For many, entrance to college, once a near-guaranteed ticket to upward social mobility and elite career opportunities, has become a pathway to prolonged financial distress. A typical 2010 college graduate collected a diploma alongside more than $25,000 in debt and entered one of the most dismal job markets in recent history.
As college administrators, we’re not blind to the crisis of higher education costs. That’s why a number of higher learning institutions are experimenting with programs that will alleviate some of these concerns while still providing a degree that allows recipients to achieve professional-level competency. For example, Wesleyan University and Mary Baldwin College have pioneered programs that condense the traditional four-year bachelor’s degree into three years, but still require 120 credits. Elsewhere, schools are attempting massively open online courses, competency-based education programs, and the growth of sub-baccalaureate certificates to emphasize what students learn rather than how they learn it.

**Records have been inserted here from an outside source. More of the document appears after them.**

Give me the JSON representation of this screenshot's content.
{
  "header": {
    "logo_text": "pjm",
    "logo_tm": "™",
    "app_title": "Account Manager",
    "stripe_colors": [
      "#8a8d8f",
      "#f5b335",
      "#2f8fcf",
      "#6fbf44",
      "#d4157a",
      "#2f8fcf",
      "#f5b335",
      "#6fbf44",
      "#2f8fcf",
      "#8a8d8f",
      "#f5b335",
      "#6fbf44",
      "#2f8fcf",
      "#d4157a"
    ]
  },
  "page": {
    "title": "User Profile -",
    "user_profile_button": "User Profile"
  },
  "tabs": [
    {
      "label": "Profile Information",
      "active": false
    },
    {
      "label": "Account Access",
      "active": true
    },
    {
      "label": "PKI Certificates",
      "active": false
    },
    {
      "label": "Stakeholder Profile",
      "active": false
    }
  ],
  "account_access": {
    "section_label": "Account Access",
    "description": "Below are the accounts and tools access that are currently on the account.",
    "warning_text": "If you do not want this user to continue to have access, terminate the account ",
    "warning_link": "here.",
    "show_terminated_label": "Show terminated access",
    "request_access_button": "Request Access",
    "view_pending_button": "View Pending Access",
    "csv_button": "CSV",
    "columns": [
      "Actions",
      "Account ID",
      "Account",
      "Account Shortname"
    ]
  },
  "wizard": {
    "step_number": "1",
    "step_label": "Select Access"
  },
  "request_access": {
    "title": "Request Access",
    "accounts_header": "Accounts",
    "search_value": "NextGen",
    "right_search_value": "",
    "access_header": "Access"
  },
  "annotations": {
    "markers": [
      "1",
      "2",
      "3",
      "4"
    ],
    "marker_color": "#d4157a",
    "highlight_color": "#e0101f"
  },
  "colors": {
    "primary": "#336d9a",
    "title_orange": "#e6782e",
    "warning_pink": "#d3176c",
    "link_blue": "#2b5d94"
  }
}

While such intentions are admirable, squeezing four years of credits into three and taking classes with thousands of students does not work for everyone. At the same time, recent budget cuts for community colleges have made shorter and less expensive higher education alternatives increasingly rare. These difficulties, combined with the past decade’s new, advanced instructional technologies, make this an ideal time to look at new forms of credentialing in an evolutionary manner.
A solution to this problem is to offer not a compressed degree, but a three-year bachelor’s degree that requires only 90 credits to graduate. These programs can focus on the essentials to achieve competency in a specific discipline and can offer a streamlined program of general studies as a complement. Assessments during and after college, including professional certifications, can assure students’ competency, validate their education, and give them the opportunity to begin graduate degree programs if they desire.

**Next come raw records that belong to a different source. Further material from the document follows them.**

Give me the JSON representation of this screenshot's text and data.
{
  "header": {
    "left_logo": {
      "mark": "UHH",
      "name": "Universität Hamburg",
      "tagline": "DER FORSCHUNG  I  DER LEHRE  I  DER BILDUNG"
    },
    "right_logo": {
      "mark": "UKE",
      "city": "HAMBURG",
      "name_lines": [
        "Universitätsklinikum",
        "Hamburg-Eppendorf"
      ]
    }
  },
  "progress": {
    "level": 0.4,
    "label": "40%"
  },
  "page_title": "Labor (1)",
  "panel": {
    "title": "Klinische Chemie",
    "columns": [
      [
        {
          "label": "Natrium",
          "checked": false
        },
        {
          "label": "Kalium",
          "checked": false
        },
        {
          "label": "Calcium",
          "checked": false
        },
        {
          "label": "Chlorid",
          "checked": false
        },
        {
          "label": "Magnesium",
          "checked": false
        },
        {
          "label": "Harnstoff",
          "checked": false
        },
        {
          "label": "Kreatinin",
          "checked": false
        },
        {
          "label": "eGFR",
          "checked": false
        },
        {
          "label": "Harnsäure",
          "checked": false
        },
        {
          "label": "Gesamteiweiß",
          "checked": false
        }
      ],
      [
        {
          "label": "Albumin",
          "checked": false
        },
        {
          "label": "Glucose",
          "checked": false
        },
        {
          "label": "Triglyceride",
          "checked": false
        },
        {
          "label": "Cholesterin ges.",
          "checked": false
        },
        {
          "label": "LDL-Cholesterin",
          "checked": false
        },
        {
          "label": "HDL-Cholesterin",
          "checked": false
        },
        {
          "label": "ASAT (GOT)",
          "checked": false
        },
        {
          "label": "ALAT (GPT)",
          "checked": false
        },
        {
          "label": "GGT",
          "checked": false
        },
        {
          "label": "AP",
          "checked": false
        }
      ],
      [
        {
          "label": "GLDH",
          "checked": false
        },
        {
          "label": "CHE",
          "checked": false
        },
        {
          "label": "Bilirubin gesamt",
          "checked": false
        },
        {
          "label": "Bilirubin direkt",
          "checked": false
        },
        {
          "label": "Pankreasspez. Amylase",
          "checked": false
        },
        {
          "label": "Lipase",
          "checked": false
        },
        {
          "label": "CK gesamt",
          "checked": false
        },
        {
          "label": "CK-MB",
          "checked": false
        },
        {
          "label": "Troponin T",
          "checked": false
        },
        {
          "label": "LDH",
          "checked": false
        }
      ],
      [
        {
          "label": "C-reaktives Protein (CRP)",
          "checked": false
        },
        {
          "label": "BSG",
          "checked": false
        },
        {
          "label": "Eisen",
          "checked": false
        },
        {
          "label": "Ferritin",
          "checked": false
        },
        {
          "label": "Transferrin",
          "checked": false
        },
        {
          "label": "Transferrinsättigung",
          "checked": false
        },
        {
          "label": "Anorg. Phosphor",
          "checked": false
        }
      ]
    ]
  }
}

A three-year degree would eliminate 25 percent of all tuition, book, and living costs associated with four years of college. Combined with the extra year of salary and career advancement, such savings are even greater. Unfortunately, this practice is as logical as it is rare. Not only would this benefit thousands of students, it could also be a boon for community colleges. These institutions often struggle as policy prohibits them from giving students bachelor’s degrees. Three-year bachelor’s degrees would attract a new student population to community colleges and incentivize local governments to provide them additional funding.
New England College of Business and Finance

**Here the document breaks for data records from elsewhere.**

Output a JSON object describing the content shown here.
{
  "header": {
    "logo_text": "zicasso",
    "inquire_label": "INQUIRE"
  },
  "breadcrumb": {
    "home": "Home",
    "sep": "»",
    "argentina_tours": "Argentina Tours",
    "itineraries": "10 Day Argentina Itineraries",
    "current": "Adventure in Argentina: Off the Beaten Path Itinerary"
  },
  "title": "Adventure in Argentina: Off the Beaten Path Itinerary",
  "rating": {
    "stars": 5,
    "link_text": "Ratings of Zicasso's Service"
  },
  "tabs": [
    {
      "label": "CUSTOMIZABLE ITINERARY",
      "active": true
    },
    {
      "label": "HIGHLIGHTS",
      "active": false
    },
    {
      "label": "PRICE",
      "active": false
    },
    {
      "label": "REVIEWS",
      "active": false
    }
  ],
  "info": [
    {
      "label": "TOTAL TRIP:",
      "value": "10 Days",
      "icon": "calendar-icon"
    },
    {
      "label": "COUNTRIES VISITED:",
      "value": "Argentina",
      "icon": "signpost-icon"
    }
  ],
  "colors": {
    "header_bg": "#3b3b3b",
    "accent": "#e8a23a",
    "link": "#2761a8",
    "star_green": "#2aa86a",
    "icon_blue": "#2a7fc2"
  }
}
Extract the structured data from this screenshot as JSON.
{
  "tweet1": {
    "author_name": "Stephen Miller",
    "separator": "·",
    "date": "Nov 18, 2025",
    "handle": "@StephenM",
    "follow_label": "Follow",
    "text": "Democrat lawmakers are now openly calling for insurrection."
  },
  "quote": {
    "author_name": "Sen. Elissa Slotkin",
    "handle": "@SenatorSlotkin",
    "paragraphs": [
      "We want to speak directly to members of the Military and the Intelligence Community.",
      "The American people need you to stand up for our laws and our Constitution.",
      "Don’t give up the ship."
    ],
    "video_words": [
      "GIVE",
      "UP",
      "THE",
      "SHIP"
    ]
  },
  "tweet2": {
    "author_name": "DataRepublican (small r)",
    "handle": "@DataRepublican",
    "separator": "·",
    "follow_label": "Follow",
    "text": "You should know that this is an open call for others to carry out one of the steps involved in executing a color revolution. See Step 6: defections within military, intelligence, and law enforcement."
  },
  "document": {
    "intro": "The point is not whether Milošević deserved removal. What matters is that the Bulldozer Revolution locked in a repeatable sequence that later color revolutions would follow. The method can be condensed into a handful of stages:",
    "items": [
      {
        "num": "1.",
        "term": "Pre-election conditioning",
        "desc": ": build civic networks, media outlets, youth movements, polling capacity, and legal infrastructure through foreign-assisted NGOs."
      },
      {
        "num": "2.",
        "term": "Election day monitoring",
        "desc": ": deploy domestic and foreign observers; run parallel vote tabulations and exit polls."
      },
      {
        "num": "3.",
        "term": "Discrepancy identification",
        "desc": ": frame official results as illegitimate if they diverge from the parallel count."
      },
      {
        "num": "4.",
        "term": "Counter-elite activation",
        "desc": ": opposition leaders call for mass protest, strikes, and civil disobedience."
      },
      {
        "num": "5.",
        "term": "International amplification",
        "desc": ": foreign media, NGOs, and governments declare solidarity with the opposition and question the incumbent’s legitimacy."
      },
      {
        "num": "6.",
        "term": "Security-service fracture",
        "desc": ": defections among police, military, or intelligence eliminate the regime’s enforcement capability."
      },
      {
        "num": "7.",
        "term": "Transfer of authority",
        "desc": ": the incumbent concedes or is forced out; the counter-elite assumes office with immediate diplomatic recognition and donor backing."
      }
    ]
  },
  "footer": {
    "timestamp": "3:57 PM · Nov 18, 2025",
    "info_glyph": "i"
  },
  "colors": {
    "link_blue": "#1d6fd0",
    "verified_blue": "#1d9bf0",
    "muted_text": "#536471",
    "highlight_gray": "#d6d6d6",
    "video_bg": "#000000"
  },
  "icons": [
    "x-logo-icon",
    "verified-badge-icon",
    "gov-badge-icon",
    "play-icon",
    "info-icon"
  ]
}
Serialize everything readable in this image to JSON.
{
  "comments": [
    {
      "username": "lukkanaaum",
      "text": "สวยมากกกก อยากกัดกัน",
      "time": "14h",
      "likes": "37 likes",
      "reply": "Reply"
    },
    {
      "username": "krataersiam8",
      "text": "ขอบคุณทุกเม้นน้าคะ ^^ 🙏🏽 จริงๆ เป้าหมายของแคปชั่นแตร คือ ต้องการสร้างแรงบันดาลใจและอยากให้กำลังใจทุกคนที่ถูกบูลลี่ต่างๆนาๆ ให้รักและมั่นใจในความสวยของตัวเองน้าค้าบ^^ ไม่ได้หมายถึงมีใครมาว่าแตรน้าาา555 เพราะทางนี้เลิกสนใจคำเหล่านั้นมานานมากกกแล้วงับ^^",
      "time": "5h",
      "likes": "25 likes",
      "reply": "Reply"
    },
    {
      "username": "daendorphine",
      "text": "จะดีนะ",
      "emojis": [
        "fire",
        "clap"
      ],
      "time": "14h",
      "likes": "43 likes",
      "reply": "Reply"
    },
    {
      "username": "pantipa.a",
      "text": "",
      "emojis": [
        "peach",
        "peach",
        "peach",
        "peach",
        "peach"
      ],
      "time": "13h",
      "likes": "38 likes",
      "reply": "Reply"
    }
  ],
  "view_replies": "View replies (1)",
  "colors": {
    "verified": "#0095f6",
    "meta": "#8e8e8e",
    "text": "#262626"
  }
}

Buy a body: Get caught, but get off. That’s been the norm, but not anymore. The Boston Police Department participated in a multi-day operation targeting sex buyers — so-called “johns.” The stings were part of the fifth National Day of Johns Arrests: an effort spearheaded by Cook County, Ill., sheriff’s office that brought together more than 20 local, state, and federal law enforcement agencies around the country and resulted in the arrest of 1,147 sex buyers — including 55 men in Boston.
In addition to the Boston operation, Massachusetts has a strong human trafficking law, in effect since last February, that sets a minimum fine of $1,000 (and up to $5,000) for buying sex from an adult.
Buying sex and getting away with it? Not anymore. Thank you to the Boston Police Department and the many leaders in our state and city governments for holding buyers accountable.
Boston City Councilor